* Assignment
Could you copy out every line of the data where the word "this" occurs?

* Records from a collection
= Beginning of Section =

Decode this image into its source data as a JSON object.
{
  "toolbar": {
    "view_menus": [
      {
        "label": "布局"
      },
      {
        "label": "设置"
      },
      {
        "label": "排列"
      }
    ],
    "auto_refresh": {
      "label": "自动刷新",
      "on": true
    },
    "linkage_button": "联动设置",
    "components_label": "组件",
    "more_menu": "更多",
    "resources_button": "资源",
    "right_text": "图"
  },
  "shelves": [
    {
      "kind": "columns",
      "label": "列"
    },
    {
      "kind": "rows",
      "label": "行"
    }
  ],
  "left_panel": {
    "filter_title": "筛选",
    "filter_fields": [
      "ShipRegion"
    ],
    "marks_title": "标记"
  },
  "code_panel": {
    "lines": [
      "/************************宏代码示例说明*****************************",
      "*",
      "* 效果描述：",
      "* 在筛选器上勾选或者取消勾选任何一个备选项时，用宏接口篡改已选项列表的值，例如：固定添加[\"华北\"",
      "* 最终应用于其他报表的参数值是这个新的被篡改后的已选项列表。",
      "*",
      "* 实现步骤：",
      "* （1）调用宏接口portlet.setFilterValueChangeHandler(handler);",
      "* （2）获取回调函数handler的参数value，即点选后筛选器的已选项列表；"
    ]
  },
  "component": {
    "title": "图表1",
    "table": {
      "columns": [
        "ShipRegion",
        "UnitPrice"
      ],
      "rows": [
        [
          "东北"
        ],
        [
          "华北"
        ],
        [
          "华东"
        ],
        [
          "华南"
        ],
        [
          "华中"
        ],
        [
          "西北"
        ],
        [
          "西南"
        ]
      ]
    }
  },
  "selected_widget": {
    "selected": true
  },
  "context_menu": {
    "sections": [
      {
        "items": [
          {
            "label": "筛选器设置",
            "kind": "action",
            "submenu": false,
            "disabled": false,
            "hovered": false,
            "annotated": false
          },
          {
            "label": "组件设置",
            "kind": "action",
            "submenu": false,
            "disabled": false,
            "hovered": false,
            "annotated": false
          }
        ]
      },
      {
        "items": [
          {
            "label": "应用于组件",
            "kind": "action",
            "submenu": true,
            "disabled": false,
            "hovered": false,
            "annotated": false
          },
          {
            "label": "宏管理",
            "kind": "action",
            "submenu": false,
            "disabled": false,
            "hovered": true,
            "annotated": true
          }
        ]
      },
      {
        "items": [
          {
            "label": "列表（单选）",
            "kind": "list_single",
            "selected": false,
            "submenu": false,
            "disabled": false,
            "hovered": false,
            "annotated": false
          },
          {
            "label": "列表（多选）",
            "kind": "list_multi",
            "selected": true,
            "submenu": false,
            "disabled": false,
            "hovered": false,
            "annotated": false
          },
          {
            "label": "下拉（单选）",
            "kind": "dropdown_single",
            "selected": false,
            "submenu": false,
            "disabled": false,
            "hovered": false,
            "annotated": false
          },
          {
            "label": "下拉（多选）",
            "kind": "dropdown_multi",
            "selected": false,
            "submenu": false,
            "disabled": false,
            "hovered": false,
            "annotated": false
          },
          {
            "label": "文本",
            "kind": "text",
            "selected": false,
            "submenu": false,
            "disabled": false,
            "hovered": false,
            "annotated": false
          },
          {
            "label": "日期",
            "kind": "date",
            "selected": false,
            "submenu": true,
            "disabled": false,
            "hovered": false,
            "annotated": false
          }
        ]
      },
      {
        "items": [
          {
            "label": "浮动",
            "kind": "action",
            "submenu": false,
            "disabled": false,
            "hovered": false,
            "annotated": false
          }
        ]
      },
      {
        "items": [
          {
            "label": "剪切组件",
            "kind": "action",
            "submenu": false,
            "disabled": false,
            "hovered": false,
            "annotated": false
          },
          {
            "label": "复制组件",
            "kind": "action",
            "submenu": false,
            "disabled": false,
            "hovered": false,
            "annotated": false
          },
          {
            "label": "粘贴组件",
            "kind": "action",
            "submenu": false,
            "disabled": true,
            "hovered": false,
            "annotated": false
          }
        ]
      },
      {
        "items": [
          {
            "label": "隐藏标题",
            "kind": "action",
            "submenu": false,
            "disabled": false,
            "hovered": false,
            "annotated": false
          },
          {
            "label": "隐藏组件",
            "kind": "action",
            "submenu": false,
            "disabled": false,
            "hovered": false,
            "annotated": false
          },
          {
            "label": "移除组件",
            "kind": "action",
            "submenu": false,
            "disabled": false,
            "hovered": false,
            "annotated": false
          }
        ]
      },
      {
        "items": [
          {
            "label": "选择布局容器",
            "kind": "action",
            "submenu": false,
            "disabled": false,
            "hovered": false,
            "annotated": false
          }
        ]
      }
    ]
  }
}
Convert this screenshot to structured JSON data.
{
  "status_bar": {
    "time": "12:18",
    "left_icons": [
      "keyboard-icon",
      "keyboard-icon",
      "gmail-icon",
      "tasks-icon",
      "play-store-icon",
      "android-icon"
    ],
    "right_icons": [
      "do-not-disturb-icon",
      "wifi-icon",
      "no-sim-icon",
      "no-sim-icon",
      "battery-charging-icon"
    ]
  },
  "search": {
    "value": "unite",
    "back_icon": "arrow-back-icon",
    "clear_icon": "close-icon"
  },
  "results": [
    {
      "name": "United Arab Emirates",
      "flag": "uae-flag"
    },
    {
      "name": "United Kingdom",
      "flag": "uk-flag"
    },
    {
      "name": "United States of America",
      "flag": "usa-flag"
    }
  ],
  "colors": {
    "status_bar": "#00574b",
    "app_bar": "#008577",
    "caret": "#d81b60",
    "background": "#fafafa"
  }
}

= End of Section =

* Your response
Decode this image into its source data as a JSON object.
Convert this screenshot to structured JSON data.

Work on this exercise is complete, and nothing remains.